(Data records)
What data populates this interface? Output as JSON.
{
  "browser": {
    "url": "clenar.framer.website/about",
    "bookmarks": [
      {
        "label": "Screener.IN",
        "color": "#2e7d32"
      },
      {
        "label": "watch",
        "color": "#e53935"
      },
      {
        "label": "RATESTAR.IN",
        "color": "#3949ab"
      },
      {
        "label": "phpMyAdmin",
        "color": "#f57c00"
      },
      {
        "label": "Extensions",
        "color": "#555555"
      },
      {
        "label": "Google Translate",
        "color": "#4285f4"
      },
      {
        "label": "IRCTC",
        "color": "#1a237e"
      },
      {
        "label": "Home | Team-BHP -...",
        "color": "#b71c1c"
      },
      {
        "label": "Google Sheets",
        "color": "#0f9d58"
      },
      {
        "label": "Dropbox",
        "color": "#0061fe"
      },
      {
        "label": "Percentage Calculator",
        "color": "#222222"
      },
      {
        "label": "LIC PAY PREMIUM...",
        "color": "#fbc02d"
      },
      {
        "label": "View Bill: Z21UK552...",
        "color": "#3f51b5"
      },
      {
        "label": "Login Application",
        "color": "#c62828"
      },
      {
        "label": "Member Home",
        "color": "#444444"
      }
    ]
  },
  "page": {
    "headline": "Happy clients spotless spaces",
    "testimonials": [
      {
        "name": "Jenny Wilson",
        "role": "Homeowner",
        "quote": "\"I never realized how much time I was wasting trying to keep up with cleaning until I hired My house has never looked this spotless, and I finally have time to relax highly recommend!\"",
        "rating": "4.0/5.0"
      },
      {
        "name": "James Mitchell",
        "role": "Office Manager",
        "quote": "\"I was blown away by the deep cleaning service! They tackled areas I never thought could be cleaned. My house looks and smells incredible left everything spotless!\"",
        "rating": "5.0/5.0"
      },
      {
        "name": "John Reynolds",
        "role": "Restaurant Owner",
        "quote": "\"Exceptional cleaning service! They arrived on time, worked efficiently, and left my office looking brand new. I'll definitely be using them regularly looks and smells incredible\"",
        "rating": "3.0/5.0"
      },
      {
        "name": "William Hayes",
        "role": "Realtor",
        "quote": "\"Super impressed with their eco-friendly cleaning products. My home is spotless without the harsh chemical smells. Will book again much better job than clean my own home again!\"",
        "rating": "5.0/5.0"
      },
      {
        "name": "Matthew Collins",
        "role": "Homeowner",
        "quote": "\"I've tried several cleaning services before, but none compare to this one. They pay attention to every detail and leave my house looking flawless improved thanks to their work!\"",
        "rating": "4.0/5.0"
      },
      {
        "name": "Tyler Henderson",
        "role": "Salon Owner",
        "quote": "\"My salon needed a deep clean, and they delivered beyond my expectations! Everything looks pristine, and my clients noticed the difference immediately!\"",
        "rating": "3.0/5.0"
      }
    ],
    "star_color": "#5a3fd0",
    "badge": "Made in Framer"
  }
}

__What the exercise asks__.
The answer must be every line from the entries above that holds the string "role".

__Solution__.
        "role": "Homeowner",
        "role": "Office Manager",
        "role": "Restaurant Owner",
        "role": "Realtor",
        "role": "Homeowner",
        "role": "Salon Owner",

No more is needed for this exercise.